After much anticipation and many delays, Faultline Brewing finally opened last month at the Hangar development in Scotts Valley. This is the second location for the Sunnyvale-based brewery, and it’s the first brewery from outside the area to open a location in Santa Cruz County. While no beer is brewed on site, nine Faultline beers in a variety of styles are available on draft by the pint and in plastic growlers to go.
Before we sat down at our table, my guests and I were impressed by the modern, high-ceilinged interior, inviting bar area and open kitchen. There is seating on the first floor and a second, loft-like space above the bar. A large patio runs along two sides of the restaurant, along Skypark. Don’t be shy about bringing friends — there’s plenty of room.

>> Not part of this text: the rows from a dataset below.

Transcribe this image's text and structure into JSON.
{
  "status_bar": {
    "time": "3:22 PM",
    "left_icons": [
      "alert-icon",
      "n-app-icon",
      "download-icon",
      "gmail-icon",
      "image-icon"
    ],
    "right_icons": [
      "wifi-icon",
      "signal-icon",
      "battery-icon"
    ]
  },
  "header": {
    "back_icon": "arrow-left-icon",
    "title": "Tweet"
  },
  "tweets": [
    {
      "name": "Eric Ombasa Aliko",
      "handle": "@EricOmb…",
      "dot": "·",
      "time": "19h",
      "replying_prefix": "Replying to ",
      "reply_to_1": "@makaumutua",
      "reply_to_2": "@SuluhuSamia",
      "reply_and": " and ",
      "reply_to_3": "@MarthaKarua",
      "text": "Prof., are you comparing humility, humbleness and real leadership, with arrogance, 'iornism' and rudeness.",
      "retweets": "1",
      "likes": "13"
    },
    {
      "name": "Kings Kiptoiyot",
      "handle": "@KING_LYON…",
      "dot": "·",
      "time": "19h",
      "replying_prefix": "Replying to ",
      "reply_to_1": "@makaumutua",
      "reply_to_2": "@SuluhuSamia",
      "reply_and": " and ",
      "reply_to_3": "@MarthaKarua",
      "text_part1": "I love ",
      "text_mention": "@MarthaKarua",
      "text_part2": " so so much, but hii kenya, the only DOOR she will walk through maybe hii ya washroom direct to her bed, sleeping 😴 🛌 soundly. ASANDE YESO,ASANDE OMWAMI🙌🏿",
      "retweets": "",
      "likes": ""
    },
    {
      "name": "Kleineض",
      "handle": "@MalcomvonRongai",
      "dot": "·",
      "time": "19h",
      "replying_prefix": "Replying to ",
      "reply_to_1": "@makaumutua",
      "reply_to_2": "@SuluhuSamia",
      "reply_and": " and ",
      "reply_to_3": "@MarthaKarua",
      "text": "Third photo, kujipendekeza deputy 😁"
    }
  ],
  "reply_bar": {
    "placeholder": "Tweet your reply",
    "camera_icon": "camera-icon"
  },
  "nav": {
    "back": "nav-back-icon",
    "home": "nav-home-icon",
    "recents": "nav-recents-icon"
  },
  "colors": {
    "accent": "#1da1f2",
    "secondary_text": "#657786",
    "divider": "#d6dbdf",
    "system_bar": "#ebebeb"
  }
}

And heads up, sports fans: This is the place to come if you want to watch the game. There are three large TVs above the bar, which, in addition to draft beer, offers house-crafted cocktails and wine. On the wall across from the upstairs loft, four TVs have been combined to make one enormous viewing screen.
The food is classic pub fare with some elevated twists. My friends and I dug into soft pretzel sticks and creamy, hefeweizen-infused beer cheese with crisp pints of malty Oktoberfest lager. My bourbon bacon burger was tasty, with sweet bacon and caramelized onion jam and peppery arugula tossed in a lemony vinaigrette. The nuances of the Angus, short rib and brisket mix that made up the burger itself were sadly lost when my medium-rare burger arrived well done.
Melted pepper jack cheese and spicy mayo gave the crispy chicken sandwich with bacon and pickles a kick of heat. The Brussels sprouts were a nice balance of spicy and sweet, with bits of salty lardons and crunchy sea salt, but, unfortunately, were soggy rather than crispy. The Caesar salad was disappointing and badly in need of some acid to lift it up. Next time, I’ll try the pizzas, which can be ordered in a personal size or a larger size to share. I’m particularly interested in the Buffalo mac pizza topped with Buffalo chicken and mac & cheese.
Despite some inconsistencies with the food, the service was excellent and the four beers we tried were balanced and flavorful, with no off notes that I could detect. I would gladly return to Faultline to throw back a few pints with friends over a round of cornhole — especially if I was a sports fan. See the full menu and make reservations at faultlinebrewing.com.
The quirky theme for Collective Santa Cruz’s November event is cans — as in canned food, beer cans and cannoli. Fruition Brewing in Watsonville will host the daytime shindig this Saturday from noon to 5 p.m. Fruition’s in-house kitchen, Hindsight Café, and Filipino pop-up Masarap will provide tasty, inventive food, with desserts by cannoli master Santa Cruz Bread Boy, Tiny House Chocolates and Cracked Cookies. Plus, find goods made by half a dozen local artists.
Most important, this event is a fundraiser for Second Harvest Food Bank. Guests will receive a raffle ticket for every nonperishable food item they bring to donate, and Fruition Brewing will donate $1 from every canned beer purchased at the event. Can you dig it? See all the vendors on the Collective’s Instagram page and check out my story from October to learn more about how organizers Jalen Horne and Kendall Denike are taking Santa Cruz County’s event scene to the next level.